Attendees of this week’s 11th Annual IPO Summit: Embracing Optimism: Navigating the Market Return, heard some encouraging words about the state of the IPO market — and received a Master Class on how to prepare for a successful public offering.
Hosted at the New York Stock Exchange, the event featured leaders with deep expertise in the many aspects of taking a company public. Their overall tone was cautious optimism — an assessment that jibes with what I’ve been seeing in the market.
Keith Canton, Head of Americas Equity Capital Markets at JP Morgan, said that he viewed the IPO environment in terms of three, successive “waves.”
“2023 was very much Wave One: large companies, profitable businesses, very scaled, very durable. A lot of household names,” he said. “I think that's what you're going to see a lot of in Q124.”
It’s worth noting that there’s been a healthcare/biotech pop in Q1, with five pricing in the past week or so, including Alto Neuroscience, Fractyl Health, and BrightSpring Health Services.
Canton said that he believed Wave Two would “start to trickle in in Q2, and Q3,” highlighting “mid-cap companies that are much more growth oriented, that are either profitable or on the cusp of profitability.”
Wave Three will occur in Q4 and into 2025, he said, and will include the “wide reopening of companies that are growth oriented, maybe not yet at the cusp of being profitable, but you've got line of sight.”

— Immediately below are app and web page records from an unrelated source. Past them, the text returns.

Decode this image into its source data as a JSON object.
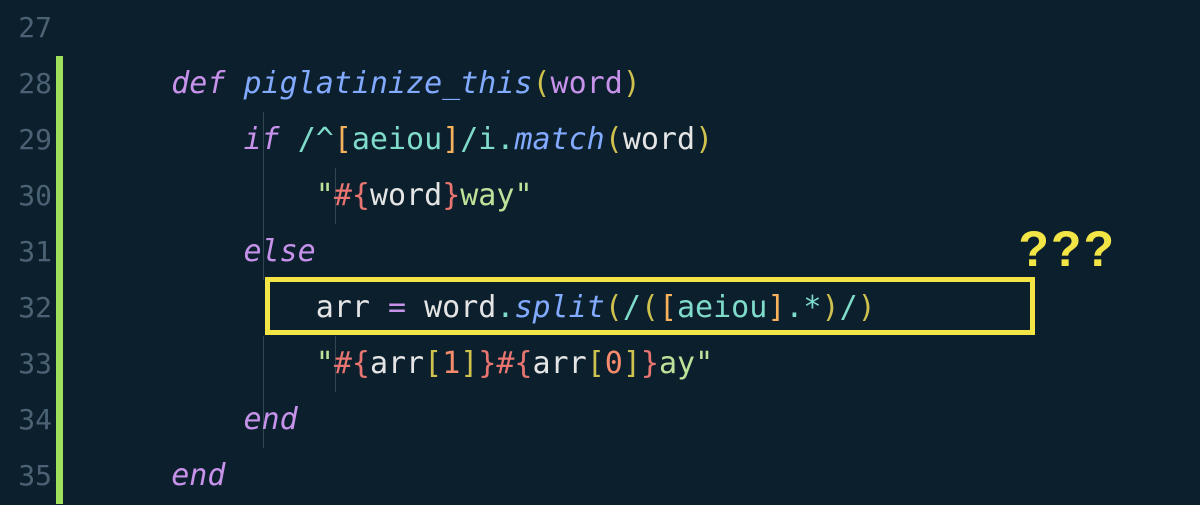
{
  "line_numbers": [
    "27",
    "28",
    "29",
    "30",
    "31",
    "32",
    "33",
    "34",
    "35"
  ],
  "annotation": {
    "question": "???"
  },
  "tokens": {
    "def": "def ",
    "fn_name": "piglatinize_this",
    "lp": "(",
    "rp": ")",
    "param": "word",
    "if": "if ",
    "else": "else",
    "end": "end",
    "regex1_open": "/^",
    "regex1_br_open": "[",
    "regex1_chars": "aeiou",
    "regex1_br_close": "]",
    "regex1_close": "/i",
    "dot": ".",
    "match": "match",
    "split": "split",
    "quote": "\"",
    "interp_open": "#{",
    "interp_close": "}",
    "way": "way",
    "ay": "ay",
    "arr": "arr",
    "eq": " = ",
    "regex2_open": "/",
    "regex2_paren_open": "(",
    "regex2_br_open": "[",
    "regex2_chars": "aeiou",
    "regex2_br_close": "]",
    "regex2_rest": ".*",
    "regex2_paren_close": ")",
    "regex2_close": "/",
    "lbrk": "[",
    "rbrk": "]",
    "one": "1",
    "zero": "0"
  }
}
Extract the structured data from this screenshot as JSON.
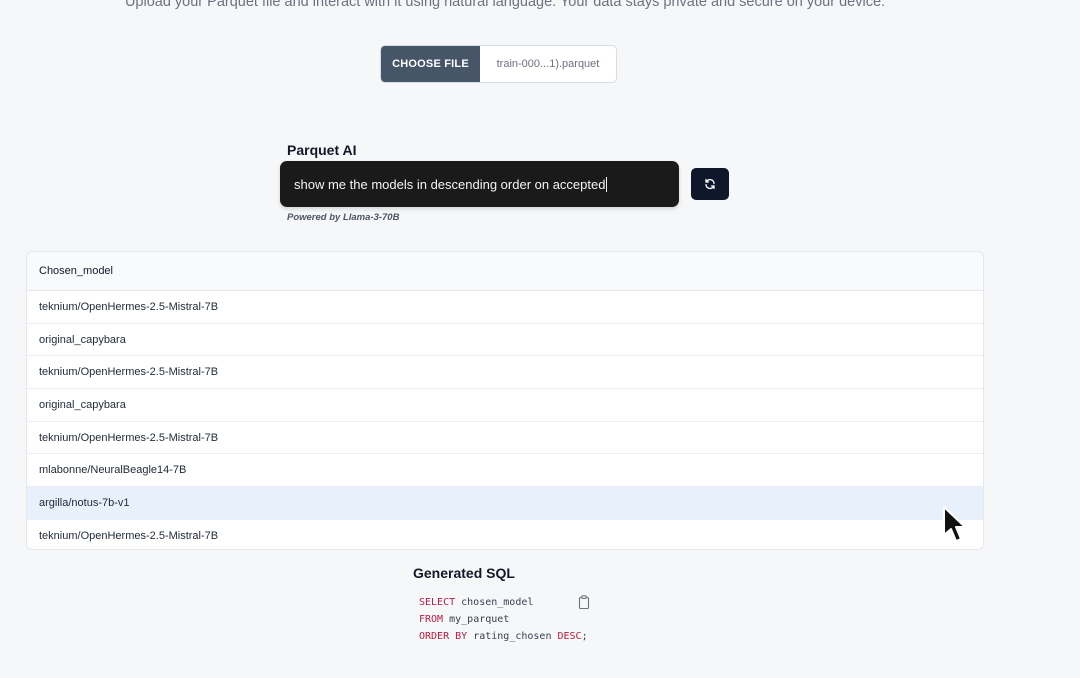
{
  "header": {
    "subtitle": "Upload your Parquet file and interact with it using natural language. Your data stays private and secure on your device."
  },
  "file_picker": {
    "button_label": "CHOOSE FILE",
    "file_name": "train-000...1).parquet"
  },
  "ai": {
    "title": "Parquet AI",
    "prompt_value": "show me the models in descending order on accepted",
    "powered_by": "Powered by Llama-3-70B",
    "refresh_icon": "refresh-icon"
  },
  "table": {
    "column_header": "Chosen_model",
    "rows": [
      "teknium/OpenHermes-2.5-Mistral-7B",
      "original_capybara",
      "teknium/OpenHermes-2.5-Mistral-7B",
      "original_capybara",
      "teknium/OpenHermes-2.5-Mistral-7B",
      "mlabonne/NeuralBeagle14-7B",
      "argilla/notus-7b-v1",
      "teknium/OpenHermes-2.5-Mistral-7B"
    ],
    "highlighted_row": 6
  },
  "sql": {
    "title": "Generated SQL",
    "line1_kw": "SELECT",
    "line1_rest": " chosen_model",
    "line2_kw": "FROM",
    "line2_rest": " my_parquet",
    "line3_kw": "ORDER BY",
    "line3_rest": " rating_chosen ",
    "line3_kw2": "DESC",
    "line3_end": ";",
    "copy_icon": "clipboard-icon"
  },
  "colors": {
    "choose_button": "#475569",
    "prompt_bg": "#1a1a1a",
    "refresh_button": "#0f172a",
    "highlight_row": "#e8f0fb",
    "sql_keyword": "#b91c3c"
  }
}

Samantha Lau, Chief Investment Officer—Small and SMID Cap Growth Equities, AllianceBernstein, said she sees opportunities in all sectors, including tech, consumer, biotech, healthcare services, industrials, and financials.
So, what should companies do to prepare for their big day?
According to Canton, investors are looking for businesses that have the potential to be big, profitable at scale, and successful for a long time.
That’s a tall order — but the first step is for pre-IPO companies to use the 12 to 18 months prior to an IPO wisely. I heard a lot of excellent ideas to help companies do just that. Here are several of the best:
- Be sure to implement an ERP system and a procurement function that will enable your business to function as a public company from day one.
- Build relationships with external partners who can provide help where you need it — for example, SOX support.
- Build relationships with key investors, and make sure you are able tell your company’s story to them in a compelling and consistent way.
- Practice acting like a public company before the IPO — for example, by holding mock earnings calls and getting in the cadence of quarterly reporting.
- Establish proper governance practices that reinforce your strategy. This will enable you to embed imperatives that are important to your company — such as a commitment to sustainability, diversity, privacy — into your prospectus. Then you can execute against these commitments even before you go public.
DFIN was proud to be one of the sponsors of this event. Our solutions, such as ActiveDisclosure and Venue Data Room, have helped many companies working towards a public offering as well as those that are already public. Businesses rely on ActiveDisclosure to build the financial reporting rigor necessary for increased quarterly disclosure requirements. Connecting to Excel source data, it automates the creation of privately held financial statements for shareholders and external stakeholders.
Venue Data Room allows for securely storing and sharing documents across teams, advisors, and other third parties. It demonstrates credibility, deal readiness, and security consciousness.
Look for our next blog, focusing on one of the conference’s excellent panels: AI for IPO Readiness and Scaling, featuring DFIN’s own Director of Strategy, Justin Nowicki.